• [Assignment] For each line below that holds "volume", return the line as it stands.

• [Extracted material]
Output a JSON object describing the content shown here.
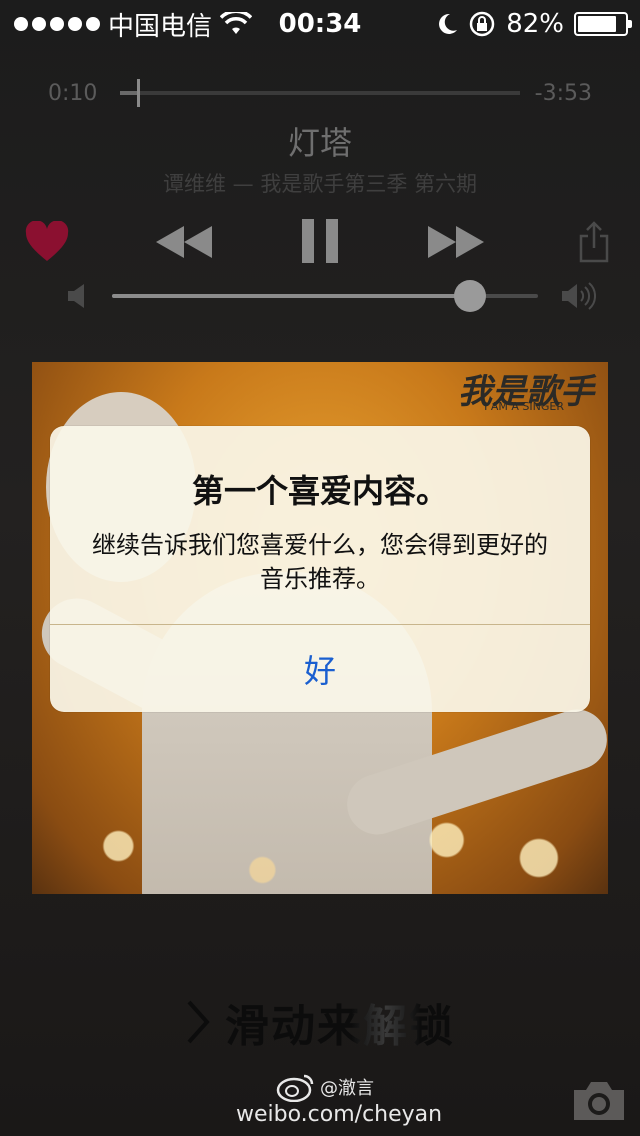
{
  "status_bar": {
    "carrier": "中国电信",
    "time": "00:34",
    "battery": "82%",
    "battery_level": 0.82
  },
  "player": {
    "elapsed": "0:10",
    "remaining": "-3:53",
    "progress": 0.043,
    "title": "灯塔",
    "subtitle": "谭维维 — 我是歌手第三季 第六期",
    "volume": 0.84,
    "liked": true,
    "colors": {
      "heart": "#8b1030"
    }
  },
  "album_art": {
    "logo": "我是歌手",
    "logo_sub": "I AM A SINGER"
  },
  "alert": {
    "title": "第一个喜爱内容。",
    "message": "继续告诉我们您喜爱什么，您会得到更好的音乐推荐。",
    "button_label": "好"
  },
  "lock_screen": {
    "unlock_label": "滑动来解锁"
  },
  "watermark": {
    "handle": "@澈言",
    "url": "weibo.com/cheyan"
  },
  "icons": [
    "signal-dots-icon",
    "wifi-icon",
    "moon-icon",
    "rotation-lock-icon",
    "battery-icon",
    "heart-icon",
    "rewind-icon",
    "pause-icon",
    "fast-forward-icon",
    "share-icon",
    "volume-low-icon",
    "volume-high-icon",
    "chevron-right-icon",
    "weibo-icon",
    "camera-icon"
  ]
}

• [Solution to this exercise]
    "volume": 0.84,
    "volume-low-icon",
    "volume-high-icon",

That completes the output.